◆ WORK ITEM
When you retype the data, keep every word exactly and include none of the pictures.

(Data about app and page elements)
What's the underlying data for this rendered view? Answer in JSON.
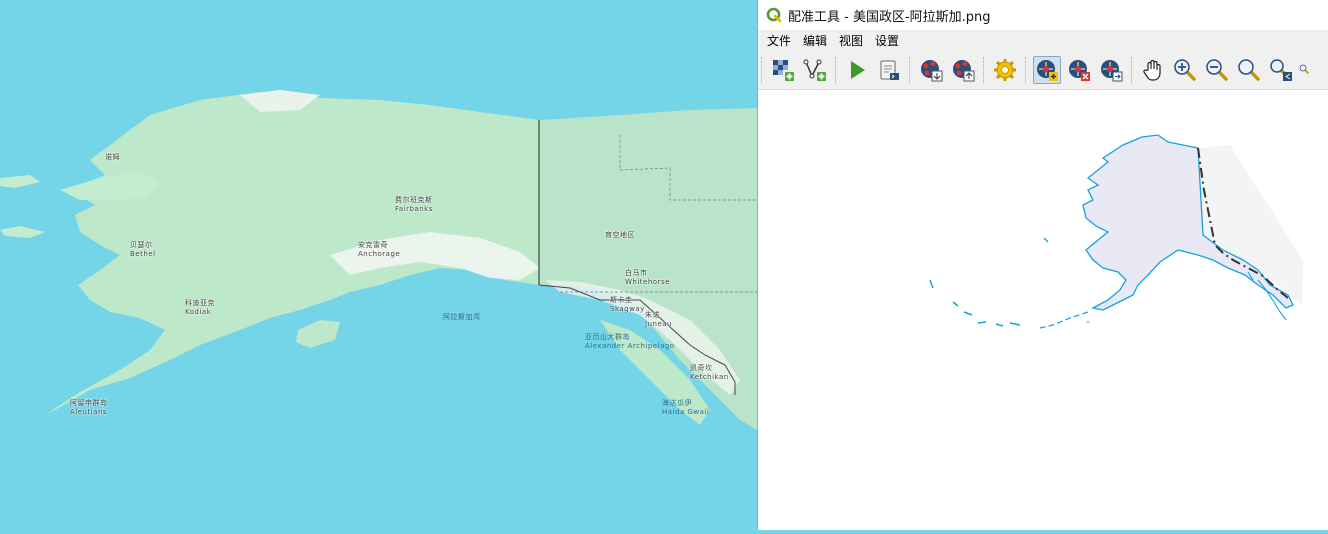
{
  "map": {
    "labels": [
      {
        "id": "l1",
        "text": "诺姆"
      },
      {
        "id": "l2",
        "text": "安克雷奇\nAnchorage"
      },
      {
        "id": "l3",
        "text": "费尔班克斯\nFairbanks"
      },
      {
        "id": "l4",
        "text": "阿拉斯加湾"
      },
      {
        "id": "l5",
        "text": "亚历山大群岛\nAlexander Archipelago"
      },
      {
        "id": "l6",
        "text": "白马市\nWhitehorse"
      },
      {
        "id": "l7",
        "text": "朱诺\nJuneau"
      },
      {
        "id": "l8",
        "text": "凯奇坎\nKetchikan"
      },
      {
        "id": "l9",
        "text": "海达瓜伊\nHaida Gwaii"
      },
      {
        "id": "l10",
        "text": "科迪亚克\nKodiak"
      },
      {
        "id": "l11",
        "text": "阿留申群岛\nAleutians"
      },
      {
        "id": "l12",
        "text": "斯卡圭\nSkagway"
      },
      {
        "id": "l13",
        "text": "贝瑟尔\nBethel"
      },
      {
        "id": "l14",
        "text": "育空地区"
      }
    ]
  },
  "window": {
    "title": "配准工具 - 美国政区-阿拉斯加.png",
    "menu": [
      "文件",
      "编辑",
      "视图",
      "设置"
    ],
    "toolbar": [
      {
        "name": "open-raster-button",
        "active": false
      },
      {
        "name": "open-vector-button",
        "active": false
      },
      {
        "name": "start-georeferencing-button",
        "active": false
      },
      {
        "name": "generate-script-button",
        "active": false
      },
      {
        "name": "load-gcp-button",
        "active": false
      },
      {
        "name": "save-gcp-button",
        "active": false
      },
      {
        "name": "transformation-settings-button",
        "active": false
      },
      {
        "name": "add-point-button",
        "active": true
      },
      {
        "name": "delete-point-button",
        "active": false
      },
      {
        "name": "move-gcp-button",
        "active": false
      },
      {
        "name": "pan-button",
        "active": false
      },
      {
        "name": "zoom-in-button",
        "active": false
      },
      {
        "name": "zoom-out-button",
        "active": false
      },
      {
        "name": "zoom-to-layer-button",
        "active": false
      },
      {
        "name": "zoom-last-button",
        "active": false
      }
    ]
  }
}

◆ RESULT
What's the underlying data for this rendered view? Answer in JSON.
{
  "map": {
    "labels": [
      {
        "id": "l1",
        "text": "诺姆"
      },
      {
        "id": "l2",
        "text": "安克雷奇\nAnchorage"
      },
      {
        "id": "l3",
        "text": "费尔班克斯\nFairbanks"
      },
      {
        "id": "l4",
        "text": "阿拉斯加湾"
      },
      {
        "id": "l5",
        "text": "亚历山大群岛\nAlexander Archipelago"
      },
      {
        "id": "l6",
        "text": "白马市\nWhitehorse"
      },
      {
        "id": "l7",
        "text": "朱诺\nJuneau"
      },
      {
        "id": "l8",
        "text": "凯奇坎\nKetchikan"
      },
      {
        "id": "l9",
        "text": "海达瓜伊\nHaida Gwaii"
      },
      {
        "id": "l10",
        "text": "科迪亚克\nKodiak"
      },
      {
        "id": "l11",
        "text": "阿留申群岛\nAleutians"
      },
      {
        "id": "l12",
        "text": "斯卡圭\nSkagway"
      },
      {
        "id": "l13",
        "text": "贝瑟尔\nBethel"
      },
      {
        "id": "l14",
        "text": "育空地区"
      }
    ]
  },
  "window": {
    "title": "配准工具 - 美国政区-阿拉斯加.png",
    "menu": [
      "文件",
      "编辑",
      "视图",
      "设置"
    ],
    "toolbar": [
      {
        "name": "open-raster-button",
        "active": false
      },
      {
        "name": "open-vector-button",
        "active": false
      },
      {
        "name": "start-georeferencing-button",
        "active": false
      },
      {
        "name": "generate-script-button",
        "active": false
      },
      {
        "name": "load-gcp-button",
        "active": false
      },
      {
        "name": "save-gcp-button",
        "active": false
      },
      {
        "name": "transformation-settings-button",
        "active": false
      },
      {
        "name": "add-point-button",
        "active": true
      },
      {
        "name": "delete-point-button",
        "active": false
      },
      {
        "name": "move-gcp-button",
        "active": false
      },
      {
        "name": "pan-button",
        "active": false
      },
      {
        "name": "zoom-in-button",
        "active": false
      },
      {
        "name": "zoom-out-button",
        "active": false
      },
      {
        "name": "zoom-to-layer-button",
        "active": false
      },
      {
        "name": "zoom-last-button",
        "active": false
      }
    ]
  }
}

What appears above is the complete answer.